All Of Our Favorite Bands, At One Point in Time

Up until the mid–2000s, I had a favorite band. It wasn’t always the same favorite band, but there was always one and one only. As if my current tastes were represented by some kind of internal, imaginary Billboard chart, with dozens of contenders vying for the top spot, looking to unseat whichever band had captured my imagination for long enough.

November 2020: All Of Our Favorite Bands, At One Point in Time

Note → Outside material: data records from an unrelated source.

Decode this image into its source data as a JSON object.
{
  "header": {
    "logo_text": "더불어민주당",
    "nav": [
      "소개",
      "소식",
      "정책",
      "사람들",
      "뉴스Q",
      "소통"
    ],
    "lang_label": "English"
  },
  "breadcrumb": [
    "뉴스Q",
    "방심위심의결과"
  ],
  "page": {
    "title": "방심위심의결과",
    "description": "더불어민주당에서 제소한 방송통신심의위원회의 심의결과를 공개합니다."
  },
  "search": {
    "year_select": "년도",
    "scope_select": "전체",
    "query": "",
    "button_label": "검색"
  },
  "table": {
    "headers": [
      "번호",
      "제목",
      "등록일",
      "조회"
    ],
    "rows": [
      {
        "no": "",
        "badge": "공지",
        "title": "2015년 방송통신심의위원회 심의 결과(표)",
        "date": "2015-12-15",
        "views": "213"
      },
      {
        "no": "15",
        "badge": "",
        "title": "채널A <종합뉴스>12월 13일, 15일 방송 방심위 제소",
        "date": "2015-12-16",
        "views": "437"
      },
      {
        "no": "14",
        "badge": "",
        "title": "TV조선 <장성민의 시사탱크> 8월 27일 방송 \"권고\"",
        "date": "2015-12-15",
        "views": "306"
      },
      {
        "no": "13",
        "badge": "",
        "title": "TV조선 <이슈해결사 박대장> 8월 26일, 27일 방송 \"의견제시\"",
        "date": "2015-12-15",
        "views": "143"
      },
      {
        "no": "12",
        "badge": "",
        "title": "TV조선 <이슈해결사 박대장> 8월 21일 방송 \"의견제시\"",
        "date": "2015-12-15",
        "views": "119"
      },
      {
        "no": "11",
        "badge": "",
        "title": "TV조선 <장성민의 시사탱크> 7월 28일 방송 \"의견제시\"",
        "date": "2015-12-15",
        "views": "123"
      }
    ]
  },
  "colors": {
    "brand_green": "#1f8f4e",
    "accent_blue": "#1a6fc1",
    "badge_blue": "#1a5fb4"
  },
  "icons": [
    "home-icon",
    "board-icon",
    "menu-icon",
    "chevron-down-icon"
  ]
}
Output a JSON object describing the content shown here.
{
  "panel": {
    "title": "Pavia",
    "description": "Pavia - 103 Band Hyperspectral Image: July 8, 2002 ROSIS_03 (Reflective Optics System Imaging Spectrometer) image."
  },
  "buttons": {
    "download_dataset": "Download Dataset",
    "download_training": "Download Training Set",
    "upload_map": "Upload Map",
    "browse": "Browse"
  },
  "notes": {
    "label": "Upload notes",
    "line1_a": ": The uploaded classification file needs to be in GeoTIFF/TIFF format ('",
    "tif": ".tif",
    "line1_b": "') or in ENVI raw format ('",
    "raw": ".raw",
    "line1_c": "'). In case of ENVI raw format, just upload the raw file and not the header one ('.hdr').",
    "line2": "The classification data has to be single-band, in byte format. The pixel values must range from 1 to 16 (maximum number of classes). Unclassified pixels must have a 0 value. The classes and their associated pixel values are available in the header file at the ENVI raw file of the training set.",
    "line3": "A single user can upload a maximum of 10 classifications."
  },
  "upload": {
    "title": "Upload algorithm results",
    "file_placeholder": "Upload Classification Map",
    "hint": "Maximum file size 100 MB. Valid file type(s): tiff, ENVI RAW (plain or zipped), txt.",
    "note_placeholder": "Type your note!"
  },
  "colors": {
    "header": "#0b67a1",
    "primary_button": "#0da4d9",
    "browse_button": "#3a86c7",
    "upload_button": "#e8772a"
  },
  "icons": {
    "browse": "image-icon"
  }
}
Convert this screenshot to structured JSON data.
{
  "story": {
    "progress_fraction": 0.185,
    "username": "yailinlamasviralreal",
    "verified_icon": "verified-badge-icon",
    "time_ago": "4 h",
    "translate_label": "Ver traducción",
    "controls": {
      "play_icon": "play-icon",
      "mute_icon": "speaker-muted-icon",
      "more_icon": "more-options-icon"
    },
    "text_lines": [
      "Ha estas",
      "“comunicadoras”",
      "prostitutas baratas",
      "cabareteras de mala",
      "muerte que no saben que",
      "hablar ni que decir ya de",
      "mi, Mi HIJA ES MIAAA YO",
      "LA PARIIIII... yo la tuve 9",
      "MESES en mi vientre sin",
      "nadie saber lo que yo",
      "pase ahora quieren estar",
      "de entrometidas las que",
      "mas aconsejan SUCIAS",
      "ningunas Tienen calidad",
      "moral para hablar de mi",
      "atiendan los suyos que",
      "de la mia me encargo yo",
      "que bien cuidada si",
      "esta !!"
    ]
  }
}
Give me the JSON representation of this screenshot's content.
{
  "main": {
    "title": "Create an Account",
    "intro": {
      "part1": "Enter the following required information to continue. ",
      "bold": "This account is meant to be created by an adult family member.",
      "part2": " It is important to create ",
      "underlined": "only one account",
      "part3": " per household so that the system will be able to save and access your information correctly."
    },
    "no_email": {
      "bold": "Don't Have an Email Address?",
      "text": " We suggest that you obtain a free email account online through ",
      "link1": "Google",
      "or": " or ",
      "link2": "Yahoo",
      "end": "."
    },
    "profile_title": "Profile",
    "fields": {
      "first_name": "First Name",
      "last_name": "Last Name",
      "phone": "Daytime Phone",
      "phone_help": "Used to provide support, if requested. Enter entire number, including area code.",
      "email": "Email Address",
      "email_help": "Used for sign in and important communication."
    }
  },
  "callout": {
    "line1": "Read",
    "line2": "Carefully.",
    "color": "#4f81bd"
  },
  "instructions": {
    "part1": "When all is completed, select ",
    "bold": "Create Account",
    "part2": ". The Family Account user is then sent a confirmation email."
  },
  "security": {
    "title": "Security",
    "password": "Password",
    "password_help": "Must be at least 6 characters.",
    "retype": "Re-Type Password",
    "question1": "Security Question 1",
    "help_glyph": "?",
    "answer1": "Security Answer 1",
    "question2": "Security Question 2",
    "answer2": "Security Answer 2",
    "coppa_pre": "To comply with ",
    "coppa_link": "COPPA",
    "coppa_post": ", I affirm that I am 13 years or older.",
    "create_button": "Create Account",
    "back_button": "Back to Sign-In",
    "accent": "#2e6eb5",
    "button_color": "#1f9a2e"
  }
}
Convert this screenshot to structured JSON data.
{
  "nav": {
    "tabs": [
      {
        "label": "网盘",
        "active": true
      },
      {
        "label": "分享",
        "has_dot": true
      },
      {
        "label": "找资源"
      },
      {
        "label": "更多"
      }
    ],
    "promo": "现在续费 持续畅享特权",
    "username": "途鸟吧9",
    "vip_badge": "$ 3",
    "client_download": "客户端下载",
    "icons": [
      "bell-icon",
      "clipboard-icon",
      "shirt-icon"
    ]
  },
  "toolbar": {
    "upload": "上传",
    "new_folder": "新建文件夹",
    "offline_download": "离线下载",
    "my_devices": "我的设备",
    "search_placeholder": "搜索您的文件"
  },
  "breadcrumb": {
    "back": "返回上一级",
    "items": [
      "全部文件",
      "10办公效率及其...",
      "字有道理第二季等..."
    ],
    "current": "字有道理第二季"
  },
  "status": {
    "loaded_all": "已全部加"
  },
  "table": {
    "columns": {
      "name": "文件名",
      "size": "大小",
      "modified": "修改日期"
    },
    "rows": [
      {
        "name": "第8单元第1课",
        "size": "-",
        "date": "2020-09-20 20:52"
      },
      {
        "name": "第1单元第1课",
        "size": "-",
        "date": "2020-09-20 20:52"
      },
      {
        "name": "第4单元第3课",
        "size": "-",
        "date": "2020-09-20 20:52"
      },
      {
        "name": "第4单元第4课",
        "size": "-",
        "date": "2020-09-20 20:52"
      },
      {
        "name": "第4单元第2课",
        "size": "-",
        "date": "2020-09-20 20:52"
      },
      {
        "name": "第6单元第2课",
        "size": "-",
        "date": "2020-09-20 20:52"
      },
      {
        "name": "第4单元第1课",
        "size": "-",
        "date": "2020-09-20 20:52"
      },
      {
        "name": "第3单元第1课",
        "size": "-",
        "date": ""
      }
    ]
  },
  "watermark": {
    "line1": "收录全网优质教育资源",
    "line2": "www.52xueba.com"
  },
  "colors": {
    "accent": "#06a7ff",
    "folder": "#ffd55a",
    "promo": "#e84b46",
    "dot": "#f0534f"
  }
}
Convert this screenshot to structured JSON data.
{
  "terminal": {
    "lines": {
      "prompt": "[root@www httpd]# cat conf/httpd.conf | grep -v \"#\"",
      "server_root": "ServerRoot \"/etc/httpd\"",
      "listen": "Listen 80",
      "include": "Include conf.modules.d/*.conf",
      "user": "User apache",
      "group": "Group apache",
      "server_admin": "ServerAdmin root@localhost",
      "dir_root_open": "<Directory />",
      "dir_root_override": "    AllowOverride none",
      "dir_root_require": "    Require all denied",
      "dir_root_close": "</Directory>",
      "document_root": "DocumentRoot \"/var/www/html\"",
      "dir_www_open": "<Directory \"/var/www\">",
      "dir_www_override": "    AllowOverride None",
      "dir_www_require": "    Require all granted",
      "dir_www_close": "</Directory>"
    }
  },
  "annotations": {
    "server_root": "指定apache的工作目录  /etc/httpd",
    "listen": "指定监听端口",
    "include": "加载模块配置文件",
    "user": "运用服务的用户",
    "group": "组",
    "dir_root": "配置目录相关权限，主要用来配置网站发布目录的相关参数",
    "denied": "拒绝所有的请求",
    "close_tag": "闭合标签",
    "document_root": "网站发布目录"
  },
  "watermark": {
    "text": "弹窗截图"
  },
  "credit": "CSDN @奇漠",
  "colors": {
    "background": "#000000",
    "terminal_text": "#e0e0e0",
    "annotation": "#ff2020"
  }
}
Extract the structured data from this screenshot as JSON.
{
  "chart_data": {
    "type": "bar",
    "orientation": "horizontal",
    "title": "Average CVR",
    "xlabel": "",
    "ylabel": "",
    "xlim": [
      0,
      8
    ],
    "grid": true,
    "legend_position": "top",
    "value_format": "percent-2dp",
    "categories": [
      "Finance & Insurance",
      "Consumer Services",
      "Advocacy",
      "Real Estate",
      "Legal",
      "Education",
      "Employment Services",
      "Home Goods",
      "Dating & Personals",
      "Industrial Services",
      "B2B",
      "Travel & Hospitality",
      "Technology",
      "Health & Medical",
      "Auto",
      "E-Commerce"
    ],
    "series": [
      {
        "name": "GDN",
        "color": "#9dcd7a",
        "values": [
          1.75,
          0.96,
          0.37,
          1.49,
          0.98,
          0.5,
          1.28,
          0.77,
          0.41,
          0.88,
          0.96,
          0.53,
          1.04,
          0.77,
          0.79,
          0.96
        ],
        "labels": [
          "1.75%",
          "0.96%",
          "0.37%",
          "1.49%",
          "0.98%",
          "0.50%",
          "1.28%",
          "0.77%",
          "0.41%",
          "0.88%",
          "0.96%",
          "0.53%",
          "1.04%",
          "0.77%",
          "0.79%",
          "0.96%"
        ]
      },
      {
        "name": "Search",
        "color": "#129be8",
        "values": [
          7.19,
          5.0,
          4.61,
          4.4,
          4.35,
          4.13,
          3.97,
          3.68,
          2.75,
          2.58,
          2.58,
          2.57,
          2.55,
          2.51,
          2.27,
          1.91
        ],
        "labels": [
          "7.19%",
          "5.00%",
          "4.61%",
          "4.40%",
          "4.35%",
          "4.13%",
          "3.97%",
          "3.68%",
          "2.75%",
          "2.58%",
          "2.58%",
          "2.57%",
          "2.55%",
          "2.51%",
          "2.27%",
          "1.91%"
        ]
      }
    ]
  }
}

  • “Sunspots” — Bob Mould
  • “Contagious” — Ani DiFranco
  • “I Should Watch TV” — David Byrne & St. Vincent
  • “Shameika Said” — Shameika (w/ Fiona Apple)
  • “Ping Island / Lightning Strike Rescue Op” — Mark Mothersbaugh
  • “Double Dragon” — CZARFACE
  • ”And Other Things” – Routine
  • “When You’re In” — Pink Floyd
  • “How Lucky” — Kurt Vile & John Prine
  • “Sunflower Seeds” — The Orioles
  • “Dukes Up” — Modest Mouse
  • “Sunday Dreaming” — The Shirelles
  • “Invaders” — Feio & Blueprint
  • “Moving Men (Bob Sinclair Remix)” — Myd (w/ Mac DeMarco)
  • “We the People…” — A Tribe Called Quest
  • “No Escape” — Darren Korb
  • “Pleasant Valley Sunday” — The Monkees
  • “Guitar and Video Games” — Sunny Day Real Estate
  • “Lonely Comin’ Down” — Dolly Parton

I didn’t think much of those bands at the time, but one by one they represented a specific point of my life — the person I was, for those few years, as represented by the music I loved. In grade school I went though a Monkees phase, which was followed by the obligatory “Weird” Al Yankovic phase. I remember each phase supplanting the next, each one a bit more sophisticated and complex than the last. I thought things got hardcore when I found Poison, but then I heard Metallica and then I graduated to Bad Religion. Hair metal to thrash metal to academic punk.

I latched onto Sunny Day Real Estate. I let them go for second-wave emo in The Get Up Kids. I found spacey indie rock in Modest Mouse.

And then I stopped having a favorite band. I just starting liking … whatever I liked. The question became harder to pin down — as my kids go through their own favorite bands (Gorillaz; Cavetown), they sometimes ask me about mine. I no longer have an answer. The point in which my life could be easily summed up in one band has long passed. If I was to be frozen in time, I would have no singular musical touchpoint.

Last week, a friend of mine who I hadn’t seen in a few years died of cancer. His name was Charles. He was kind. He was always ready to talk. He was so many things to so many people, but more than anything he was as good a friend as you can get. I literally can’t think of a single time when he wasn’t hospitable, friendly, and ready to be there for me or anyone else.

It’s time like this — when someone dies young — that you start going back and looking for those touchpoints. You read back through a person’s history and find that there are still pages left in the notebook. There was more life to fill in, and you’re left depending on things like favorite teams. Favorite characters or games. Favorite bands.

Charles’ favorite was Prof, a midwest rapper. I didn’t know this, because I didn’t know Charles as well as I used to. Prof probably wasn’t his favorite the last time we spent real time together. He changed a lot since I last saw him. We all did.

When people die — especially people we’ve lost track of, or don’t see as often as we used to — they tend to freeze in time. They are a series of moments — often, just that one moment you last saw them: they are a mid 00s New Year’s party, or a living room watching Halloween Havoc, or a chance encounter outside a house you’ve long since moved out of. They are a weird pizza order. They are a smile. They’re reminding you of the last time you hung out, reminding you you’ll hang out again, frozen in a promise that never comes.

Charles was a dad, and a husband. A close friend to many; an old friend to me. And each of us, regardless, have a different picture. We all knew him at different times — through different ages, loving different bands. The picture in the obit was not one I totally recognized, but it was those touchpoints that meant the most to his family.

It’s those pictures that make up the totality of a legacy. Every favorite memory. Every favorite band. Any of them might be the one you remember. Frozen for that moment. Frozen for that person.

This was lovingly handwritten on November 27th, 2020